Dental veneers (sometimes called porcelain veneers or dental porcelain laminates) are contact lens thin, custom-made shells of tooth-colored materials designed to cover the front surface of teeth to improve your appearance. These shells are bonded to the front of the teeth changing their color, shape, size, or length. Dental veneers can be made from porcelain or from resin composite materials. Porcelain veneers resist stains better than resin veneers and better mimic the light reflecting properties of natural teeth. You will need to discuss the best choice of veneer material for you with your dentist.
What Types of Problems Do Dental Veneers Fix?
Veneers are routinely used to fix teeth that are discolored, either because of root canal treatment or stains from tetracycline or other drugs, excessive fluoride or other causes. As well as the presence of large resin fillings that have discolored the tooth. Veneers also can be used on teeth that are worn down, chipped or broken, misaligned, uneven, or irregularly shaped (for example, have craters or bulges in them) or have gaps between them (to close the space between these teeth)
What’s the Procedure for Getting a Dental Veneer?

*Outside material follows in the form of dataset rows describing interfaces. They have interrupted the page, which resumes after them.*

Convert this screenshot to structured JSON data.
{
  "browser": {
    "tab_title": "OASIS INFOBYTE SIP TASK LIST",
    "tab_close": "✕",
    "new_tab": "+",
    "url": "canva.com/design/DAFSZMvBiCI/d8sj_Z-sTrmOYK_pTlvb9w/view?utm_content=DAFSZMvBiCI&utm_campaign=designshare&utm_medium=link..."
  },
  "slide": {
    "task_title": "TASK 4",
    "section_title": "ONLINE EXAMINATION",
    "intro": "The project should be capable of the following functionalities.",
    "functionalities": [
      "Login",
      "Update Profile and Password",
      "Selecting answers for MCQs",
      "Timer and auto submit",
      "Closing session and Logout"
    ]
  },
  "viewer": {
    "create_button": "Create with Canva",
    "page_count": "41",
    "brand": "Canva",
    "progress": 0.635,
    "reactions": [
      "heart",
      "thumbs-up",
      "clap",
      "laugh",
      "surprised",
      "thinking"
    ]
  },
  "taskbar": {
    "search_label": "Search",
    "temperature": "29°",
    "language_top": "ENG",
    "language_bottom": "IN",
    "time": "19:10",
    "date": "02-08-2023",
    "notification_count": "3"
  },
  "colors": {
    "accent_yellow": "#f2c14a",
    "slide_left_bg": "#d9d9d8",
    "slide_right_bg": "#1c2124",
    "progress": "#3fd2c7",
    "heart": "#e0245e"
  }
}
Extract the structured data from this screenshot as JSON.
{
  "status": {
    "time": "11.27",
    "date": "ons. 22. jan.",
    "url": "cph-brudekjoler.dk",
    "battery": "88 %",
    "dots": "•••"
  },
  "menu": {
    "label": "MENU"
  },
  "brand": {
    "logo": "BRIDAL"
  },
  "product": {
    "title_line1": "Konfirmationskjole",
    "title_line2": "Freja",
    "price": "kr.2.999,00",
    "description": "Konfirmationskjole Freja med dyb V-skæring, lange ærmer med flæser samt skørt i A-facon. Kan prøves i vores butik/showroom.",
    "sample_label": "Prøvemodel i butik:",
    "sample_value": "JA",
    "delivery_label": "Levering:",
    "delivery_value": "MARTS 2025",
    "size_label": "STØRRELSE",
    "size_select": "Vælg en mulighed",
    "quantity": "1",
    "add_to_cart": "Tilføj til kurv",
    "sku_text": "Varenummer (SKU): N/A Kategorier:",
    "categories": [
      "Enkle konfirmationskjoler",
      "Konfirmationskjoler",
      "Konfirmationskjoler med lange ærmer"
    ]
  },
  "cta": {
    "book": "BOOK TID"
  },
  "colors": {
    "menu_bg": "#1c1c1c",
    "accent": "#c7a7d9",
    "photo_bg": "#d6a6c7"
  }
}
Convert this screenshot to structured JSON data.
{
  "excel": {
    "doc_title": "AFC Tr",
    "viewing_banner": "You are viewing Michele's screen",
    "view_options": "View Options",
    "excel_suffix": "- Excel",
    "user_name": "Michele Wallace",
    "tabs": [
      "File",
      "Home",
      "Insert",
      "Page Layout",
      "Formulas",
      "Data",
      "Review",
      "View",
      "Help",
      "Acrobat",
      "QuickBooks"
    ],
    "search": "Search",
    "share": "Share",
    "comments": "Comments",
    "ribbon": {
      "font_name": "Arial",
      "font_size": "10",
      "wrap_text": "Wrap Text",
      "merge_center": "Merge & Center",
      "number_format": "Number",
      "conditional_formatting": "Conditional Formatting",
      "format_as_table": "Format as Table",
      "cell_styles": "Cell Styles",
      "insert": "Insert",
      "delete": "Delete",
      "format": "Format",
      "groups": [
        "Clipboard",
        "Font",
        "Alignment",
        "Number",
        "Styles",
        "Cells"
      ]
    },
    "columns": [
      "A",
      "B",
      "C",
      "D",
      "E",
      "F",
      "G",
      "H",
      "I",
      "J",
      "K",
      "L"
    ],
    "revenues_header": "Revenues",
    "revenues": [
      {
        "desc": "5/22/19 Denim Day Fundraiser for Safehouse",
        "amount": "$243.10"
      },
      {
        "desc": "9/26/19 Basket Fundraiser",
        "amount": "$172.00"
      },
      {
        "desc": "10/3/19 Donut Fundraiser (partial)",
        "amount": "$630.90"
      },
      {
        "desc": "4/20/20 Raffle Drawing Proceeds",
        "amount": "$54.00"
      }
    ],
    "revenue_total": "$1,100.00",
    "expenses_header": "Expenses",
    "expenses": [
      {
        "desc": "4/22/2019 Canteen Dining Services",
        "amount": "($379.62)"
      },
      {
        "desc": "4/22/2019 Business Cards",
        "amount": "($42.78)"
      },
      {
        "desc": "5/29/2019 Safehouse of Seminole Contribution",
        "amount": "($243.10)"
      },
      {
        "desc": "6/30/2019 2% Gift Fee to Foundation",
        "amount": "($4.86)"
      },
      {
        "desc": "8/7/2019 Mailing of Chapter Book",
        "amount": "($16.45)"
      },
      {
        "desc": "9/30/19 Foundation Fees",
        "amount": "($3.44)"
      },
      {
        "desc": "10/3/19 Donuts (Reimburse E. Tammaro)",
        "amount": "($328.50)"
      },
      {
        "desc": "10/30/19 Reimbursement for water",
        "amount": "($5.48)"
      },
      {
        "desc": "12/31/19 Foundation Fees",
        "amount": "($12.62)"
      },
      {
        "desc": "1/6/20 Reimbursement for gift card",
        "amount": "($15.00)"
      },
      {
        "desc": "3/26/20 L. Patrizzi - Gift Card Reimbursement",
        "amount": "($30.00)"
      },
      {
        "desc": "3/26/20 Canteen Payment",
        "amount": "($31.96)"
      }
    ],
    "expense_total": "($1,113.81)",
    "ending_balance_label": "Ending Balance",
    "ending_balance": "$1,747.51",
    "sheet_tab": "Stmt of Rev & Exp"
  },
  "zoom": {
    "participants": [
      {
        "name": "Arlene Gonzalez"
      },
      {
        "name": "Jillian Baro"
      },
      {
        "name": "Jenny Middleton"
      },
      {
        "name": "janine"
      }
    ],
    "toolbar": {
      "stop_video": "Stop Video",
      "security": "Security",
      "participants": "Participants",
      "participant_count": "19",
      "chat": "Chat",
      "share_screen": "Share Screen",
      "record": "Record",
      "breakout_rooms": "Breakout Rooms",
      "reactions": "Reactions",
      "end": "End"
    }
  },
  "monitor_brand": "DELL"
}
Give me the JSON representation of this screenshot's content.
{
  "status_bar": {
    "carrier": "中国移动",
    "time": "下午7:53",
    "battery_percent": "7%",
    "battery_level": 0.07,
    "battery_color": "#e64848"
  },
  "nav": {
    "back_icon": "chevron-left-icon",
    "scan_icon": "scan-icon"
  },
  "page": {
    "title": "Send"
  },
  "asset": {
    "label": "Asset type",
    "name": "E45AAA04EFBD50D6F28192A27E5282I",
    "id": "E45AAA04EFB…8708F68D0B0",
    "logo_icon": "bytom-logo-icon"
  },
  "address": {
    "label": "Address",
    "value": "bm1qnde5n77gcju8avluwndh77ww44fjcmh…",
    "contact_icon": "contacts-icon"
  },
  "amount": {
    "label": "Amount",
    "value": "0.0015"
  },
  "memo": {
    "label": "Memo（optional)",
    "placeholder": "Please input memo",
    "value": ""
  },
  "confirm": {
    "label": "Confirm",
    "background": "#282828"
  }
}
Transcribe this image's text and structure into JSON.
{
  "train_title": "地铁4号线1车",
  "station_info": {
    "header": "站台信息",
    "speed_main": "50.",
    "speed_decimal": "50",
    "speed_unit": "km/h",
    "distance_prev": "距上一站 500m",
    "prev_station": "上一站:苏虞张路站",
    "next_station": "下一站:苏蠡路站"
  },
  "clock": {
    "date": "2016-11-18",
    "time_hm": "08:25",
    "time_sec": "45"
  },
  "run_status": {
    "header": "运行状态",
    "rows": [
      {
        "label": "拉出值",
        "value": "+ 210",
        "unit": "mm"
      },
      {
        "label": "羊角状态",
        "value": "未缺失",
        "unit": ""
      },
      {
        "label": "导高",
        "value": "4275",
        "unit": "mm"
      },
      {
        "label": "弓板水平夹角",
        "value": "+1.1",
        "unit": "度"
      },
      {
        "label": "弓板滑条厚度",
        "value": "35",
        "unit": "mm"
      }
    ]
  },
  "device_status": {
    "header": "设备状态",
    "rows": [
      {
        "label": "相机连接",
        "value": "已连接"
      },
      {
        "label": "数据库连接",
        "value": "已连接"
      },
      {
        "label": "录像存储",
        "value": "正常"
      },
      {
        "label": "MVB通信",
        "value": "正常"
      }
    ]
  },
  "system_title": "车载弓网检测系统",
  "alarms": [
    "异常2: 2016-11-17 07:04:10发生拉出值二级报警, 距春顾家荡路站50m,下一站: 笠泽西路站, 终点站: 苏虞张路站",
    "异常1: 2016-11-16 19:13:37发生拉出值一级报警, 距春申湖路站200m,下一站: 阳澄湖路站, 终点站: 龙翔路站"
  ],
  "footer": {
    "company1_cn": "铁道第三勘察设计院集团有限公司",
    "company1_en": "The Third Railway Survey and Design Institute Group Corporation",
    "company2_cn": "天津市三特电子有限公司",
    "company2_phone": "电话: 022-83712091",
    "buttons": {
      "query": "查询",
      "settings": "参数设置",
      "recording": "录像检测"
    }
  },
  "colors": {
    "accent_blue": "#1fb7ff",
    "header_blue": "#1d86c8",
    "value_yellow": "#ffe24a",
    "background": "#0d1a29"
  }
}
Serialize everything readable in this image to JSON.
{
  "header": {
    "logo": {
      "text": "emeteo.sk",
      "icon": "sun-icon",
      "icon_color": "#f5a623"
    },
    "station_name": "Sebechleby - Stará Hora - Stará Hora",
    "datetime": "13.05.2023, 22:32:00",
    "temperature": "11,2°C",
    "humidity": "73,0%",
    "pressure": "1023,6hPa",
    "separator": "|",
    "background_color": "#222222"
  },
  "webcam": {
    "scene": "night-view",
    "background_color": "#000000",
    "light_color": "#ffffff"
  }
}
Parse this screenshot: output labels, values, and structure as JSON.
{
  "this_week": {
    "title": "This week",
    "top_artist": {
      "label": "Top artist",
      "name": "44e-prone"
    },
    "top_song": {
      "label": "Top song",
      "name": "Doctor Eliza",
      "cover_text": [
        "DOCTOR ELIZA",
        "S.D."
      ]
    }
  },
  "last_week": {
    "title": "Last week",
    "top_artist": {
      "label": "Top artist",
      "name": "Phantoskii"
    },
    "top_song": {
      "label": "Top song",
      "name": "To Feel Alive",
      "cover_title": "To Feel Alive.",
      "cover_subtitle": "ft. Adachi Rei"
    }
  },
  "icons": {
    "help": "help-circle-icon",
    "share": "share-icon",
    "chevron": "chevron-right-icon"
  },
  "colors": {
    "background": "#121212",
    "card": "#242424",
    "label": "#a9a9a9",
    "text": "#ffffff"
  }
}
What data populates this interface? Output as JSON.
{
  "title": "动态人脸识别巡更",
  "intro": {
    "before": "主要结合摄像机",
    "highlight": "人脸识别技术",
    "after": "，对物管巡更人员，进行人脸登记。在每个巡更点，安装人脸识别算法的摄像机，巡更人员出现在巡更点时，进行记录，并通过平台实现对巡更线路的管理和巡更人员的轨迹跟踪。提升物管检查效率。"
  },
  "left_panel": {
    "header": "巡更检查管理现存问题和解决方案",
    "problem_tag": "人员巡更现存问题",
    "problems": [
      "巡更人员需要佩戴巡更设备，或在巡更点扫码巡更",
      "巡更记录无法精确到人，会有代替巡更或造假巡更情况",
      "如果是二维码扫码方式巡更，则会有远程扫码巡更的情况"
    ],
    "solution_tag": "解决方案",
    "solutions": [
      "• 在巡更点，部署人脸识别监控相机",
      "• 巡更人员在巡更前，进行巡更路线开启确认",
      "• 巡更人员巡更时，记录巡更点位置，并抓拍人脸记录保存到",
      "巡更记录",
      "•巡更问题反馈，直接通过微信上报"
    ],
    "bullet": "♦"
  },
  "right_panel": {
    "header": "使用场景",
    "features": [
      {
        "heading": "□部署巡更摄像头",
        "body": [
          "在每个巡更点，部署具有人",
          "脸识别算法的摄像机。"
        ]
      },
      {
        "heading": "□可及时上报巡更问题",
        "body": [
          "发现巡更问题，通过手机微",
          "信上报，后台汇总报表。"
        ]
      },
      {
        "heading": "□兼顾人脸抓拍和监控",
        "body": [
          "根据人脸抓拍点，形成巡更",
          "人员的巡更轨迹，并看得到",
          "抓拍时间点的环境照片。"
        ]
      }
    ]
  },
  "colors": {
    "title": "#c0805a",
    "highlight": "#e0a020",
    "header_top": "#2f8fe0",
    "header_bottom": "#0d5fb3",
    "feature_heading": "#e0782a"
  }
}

Getting a dental veneer usually requires three trips to the dentist – one for a consultation and two to make and apply the veneers. One tooth or many teeth can simultaneously undergo the veneering process described below. Diagnosis and treatment planning. This first step involves active participation between you and Dr. Deem. Explain to him the result that you are trying to achieve. During this appointment he will examine your teeth to make sure dental veneers are appropriate for you and discuss what the procedure will involve and some of its limitations. He also may take X-rays and possibly make impressions of your mouth and teeth for study models. Preparation. To prepare a tooth for a veneer, your dentist will remove from no prep at all up to about ½-1 millimeter of enamel from the tooth surface, which is an amount nearly equal to the thickness of the veneer to be added to the tooth surface. Before trimming off the enamel, you and your dentist will decide the need for a local anesthetic to numb the area. Next, he will make a model or impression of your tooth. This model is sent out to a dental laboratory, which in turn constructs your veneer. It
usually takes around 3 weeks to receive the veneers back from the laboratory. For teeth that require more reduction, temporary dental veneers can be placed for no additional cost. Bonding. Before the dental veneer is permanently cemented to your tooth, your dentist will temporarily place it on your tooth to examine its fit and color. He will remove and trim the veneer as needed to achieve the proper fit; the veneer color can be adjusted with the shade of cement to be used.
Next, to prepare your tooth to receive the veneer, your tooth will be cleaned, polished, and etched. A special cement is applied to the veneer and the veneer is then placed on your tooth. Once properly positioned on the tooth, your dentist will use a curing light, like the one he uses to harden composites (tooth colored fillings) to the dental veneer, which activates chemicals in the cement causing it to harden or cure very quickly. The final steps involve removing any excess cement, evaluating your bite and making any final adjustments in the veneer as necessary. Your dentist may ask you to return for a follow-up visit in a couple of weeks to check how everything looks and how you are doing with your new improved smile.